• WORK REQUIRED: Return every record below exactly as given.

Data about app and page elements:
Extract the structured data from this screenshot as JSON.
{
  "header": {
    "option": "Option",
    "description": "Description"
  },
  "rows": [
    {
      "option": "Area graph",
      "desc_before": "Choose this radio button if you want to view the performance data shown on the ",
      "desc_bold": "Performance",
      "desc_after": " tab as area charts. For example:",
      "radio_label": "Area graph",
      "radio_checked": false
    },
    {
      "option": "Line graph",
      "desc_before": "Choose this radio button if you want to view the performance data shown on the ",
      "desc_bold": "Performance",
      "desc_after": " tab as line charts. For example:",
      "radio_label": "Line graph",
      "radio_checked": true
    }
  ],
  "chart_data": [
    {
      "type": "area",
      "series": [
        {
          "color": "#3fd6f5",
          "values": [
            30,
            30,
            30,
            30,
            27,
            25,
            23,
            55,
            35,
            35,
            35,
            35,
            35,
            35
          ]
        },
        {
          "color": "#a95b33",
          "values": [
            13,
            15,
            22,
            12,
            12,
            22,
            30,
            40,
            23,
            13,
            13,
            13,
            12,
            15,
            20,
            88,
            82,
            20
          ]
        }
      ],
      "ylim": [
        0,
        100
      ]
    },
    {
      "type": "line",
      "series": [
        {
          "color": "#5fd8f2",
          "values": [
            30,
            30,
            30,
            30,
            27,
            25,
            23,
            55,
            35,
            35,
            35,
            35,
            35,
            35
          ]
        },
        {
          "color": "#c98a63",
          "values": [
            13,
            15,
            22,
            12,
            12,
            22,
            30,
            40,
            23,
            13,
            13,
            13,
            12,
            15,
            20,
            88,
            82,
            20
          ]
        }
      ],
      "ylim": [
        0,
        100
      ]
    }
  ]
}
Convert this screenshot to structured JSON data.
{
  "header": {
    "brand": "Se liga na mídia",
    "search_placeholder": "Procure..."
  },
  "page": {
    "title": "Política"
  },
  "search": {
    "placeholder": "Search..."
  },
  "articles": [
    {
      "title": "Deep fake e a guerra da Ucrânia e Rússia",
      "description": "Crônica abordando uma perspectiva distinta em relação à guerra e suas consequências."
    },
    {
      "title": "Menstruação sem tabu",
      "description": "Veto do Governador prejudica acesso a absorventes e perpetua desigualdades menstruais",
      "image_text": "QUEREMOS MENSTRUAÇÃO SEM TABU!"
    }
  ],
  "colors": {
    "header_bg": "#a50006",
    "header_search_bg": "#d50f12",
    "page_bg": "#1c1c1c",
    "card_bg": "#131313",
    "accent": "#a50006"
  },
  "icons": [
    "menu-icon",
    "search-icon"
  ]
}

• TASK RESULT:
Extract the structured data from this screenshot as JSON.
{
  "header": {
    "option": "Option",
    "description": "Description"
  },
  "rows": [
    {
      "option": "Area graph",
      "desc_before": "Choose this radio button if you want to view the performance data shown on the ",
      "desc_bold": "Performance",
      "desc_after": " tab as area charts. For example:",
      "radio_label": "Area graph",
      "radio_checked": false
    },
    {
      "option": "Line graph",
      "desc_before": "Choose this radio button if you want to view the performance data shown on the ",
      "desc_bold": "Performance",
      "desc_after": " tab as line charts. For example:",
      "radio_label": "Line graph",
      "radio_checked": true
    }
  ],
  "chart_data": [
    {
      "type": "area",
      "series": [
        {
          "color": "#3fd6f5",
          "values": [
            30,
            30,
            30,
            30,
            27,
            25,
            23,
            55,
            35,
            35,
            35,
            35,
            35,
            35
          ]
        },
        {
          "color": "#a95b33",
          "values": [
            13,
            15,
            22,
            12,
            12,
            22,
            30,
            40,
            23,
            13,
            13,
            13,
            12,
            15,
            20,
            88,
            82,
            20
          ]
        }
      ],
      "ylim": [
        0,
        100
      ]
    },
    {
      "type": "line",
      "series": [
        {
          "color": "#5fd8f2",
          "values": [
            30,
            30,
            30,
            30,
            27,
            25,
            23,
            55,
            35,
            35,
            35,
            35,
            35,
            35
          ]
        },
        {
          "color": "#c98a63",
          "values": [
            13,
            15,
            22,
            12,
            12,
            22,
            30,
            40,
            23,
            13,
            13,
            13,
            12,
            15,
            20,
            88,
            82,
            20
          ]
        }
      ],
      "ylim": [
        0,
        100
      ]
    }
  ]
}
Convert this screenshot to structured JSON data.
{
  "header": {
    "brand": "Se liga na mídia",
    "search_placeholder": "Procure..."
  },
  "page": {
    "title": "Política"
  },
  "search": {
    "placeholder": "Search..."
  },
  "articles": [
    {
      "title": "Deep fake e a guerra da Ucrânia e Rússia",
      "description": "Crônica abordando uma perspectiva distinta em relação à guerra e suas consequências."
    },
    {
      "title": "Menstruação sem tabu",
      "description": "Veto do Governador prejudica acesso a absorventes e perpetua desigualdades menstruais",
      "image_text": "QUEREMOS MENSTRUAÇÃO SEM TABU!"
    }
  ],
  "colors": {
    "header_bg": "#a50006",
    "header_search_bg": "#d50f12",
    "page_bg": "#1c1c1c",
    "card_bg": "#131313",
    "accent": "#a50006"
  },
  "icons": [
    "menu-icon",
    "search-icon"
  ]
}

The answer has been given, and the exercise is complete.